- The reason to buy from the Auschwitz-Birkenau site directly is if you are looking for a more in-depth insight. Their 6 hours ‘study-tour’ offers this. It is a long day on your feet, so it’s not for everyone but if you have a keen interest then I would certainly consider it. Having done it, I can’t imagine cramming our visit into 3.5 hours and what we would’ve missed or not absorbed. However, to offer perspective on this view point it’s fair to point out that myself and my travel buddy probably have a higher than normal interest in all things WWII!
- It is also possible to buy a ticket on the Auschwitz-Birkenau site without a guide. If you have never been before I would not recommend this as you would not do justice to your visit. However there are other reasons you might want to go into Auschwitz-Birkenau and unguided tickets are now available.
Tips for visiting Auschwitz-Birkenau
- Read something about the Holocaust and concentration and extermination camps before you go. The guides are great, but even during your visit, it’s still hard to comprehend the scale of the program of human destruction. Laying the groundwork before you arrive will make you more informed and give you a better understanding of their place in history.
- Take some food and drinks. There is a small snack bar, but happily, the site has not succumbed to commercialism so packing a lunch and some snacks is a good idea. It can be a long day.
- Dress for the outdoors and wear comfortable shoes. Yes, some of the museum is housed in the old brick prison buildings, but you will spend the majority of your visit outside.

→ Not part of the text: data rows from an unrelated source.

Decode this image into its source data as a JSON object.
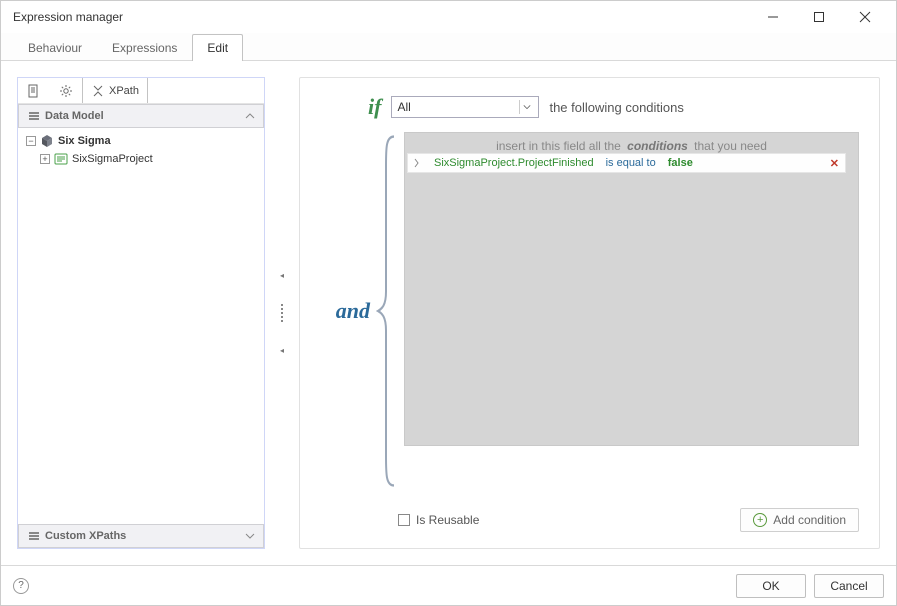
{
  "window": {
    "title": "Expression manager"
  },
  "tabs": {
    "items": [
      "Behaviour",
      "Expressions",
      "Edit"
    ],
    "active": 2
  },
  "left": {
    "xpath_label": "XPath",
    "section_data_model": "Data Model",
    "section_custom": "Custom XPaths",
    "tree": {
      "root": {
        "label": "Six Sigma",
        "expanded": true
      },
      "child": {
        "label": "SixSigmaProject",
        "expanded": false
      }
    }
  },
  "editor": {
    "kw_if": "if",
    "scope_select": {
      "value": "All"
    },
    "following_text": "the following conditions",
    "kw_and": "and",
    "hint": {
      "pre": "insert in this field all the",
      "mid": "conditions",
      "post": "that you need"
    },
    "conditions": [
      {
        "expr": "SixSigmaProject.ProjectFinished",
        "op": "is equal to",
        "val": "false"
      }
    ],
    "reusable_label": "Is Reusable",
    "add_condition_label": "Add condition"
  },
  "footer": {
    "ok": "OK",
    "cancel": "Cancel"
  }
}
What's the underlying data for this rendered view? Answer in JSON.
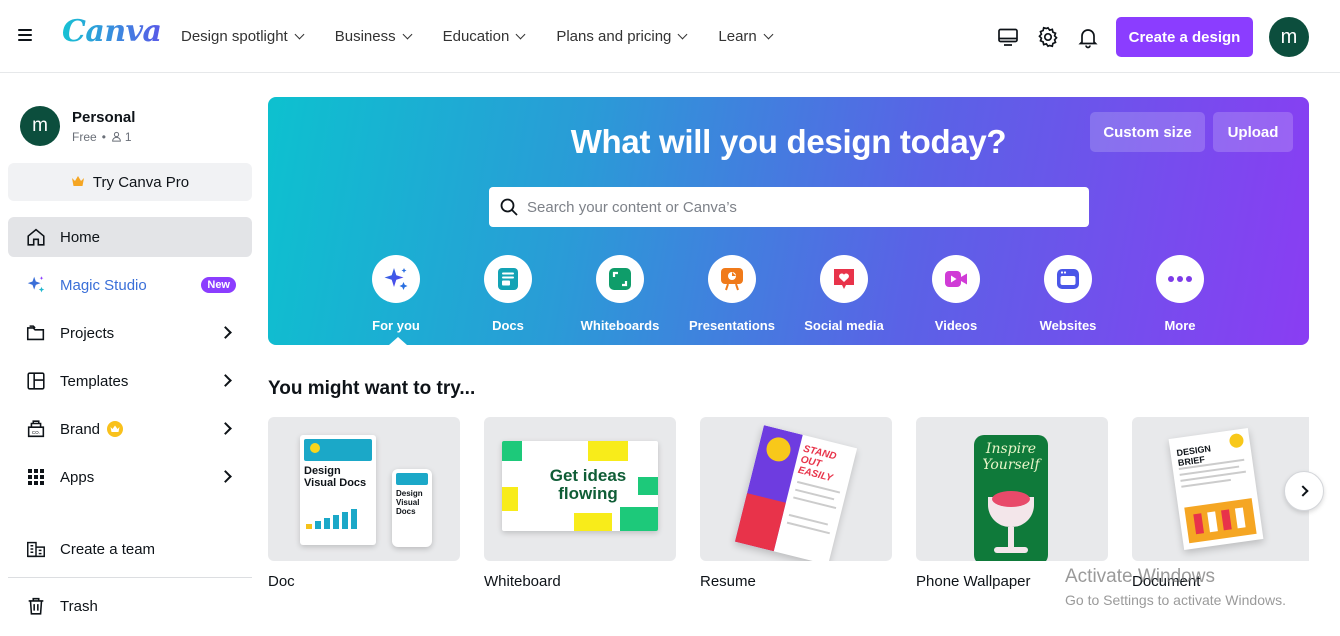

- Auschwitz recommends that the museum is not suitable for children under 14 years of age. You know your kids best, so give this some thought.
Should you visit Auschwitz-Birkenau?
There is some debate as to whether it is respectful or even ethical to visit Auschwitz -Birkenau. With so many lives lost, is Auschwitz -Birkenau as a tourist attraction or ghoulish wanton voyeurism? Maybe. However, the fact remains that concentration camps are an indelible facet of history and ignoring them would not make them less so. Auschwitz-Birkenau stands as a testament (or harrowing monument) to lives lost and visiting, remembering, and understanding the plight of the million or more souls that perished within the grounds will hopefully teach us something about where intolerance can lead. While that fact alone can not erase the horror of that time or bring meaning to lives lost, no visitor to Auschwitz-Birkenau can leave without acknowledging it and being moved by it which is a far cry from being disrespectful.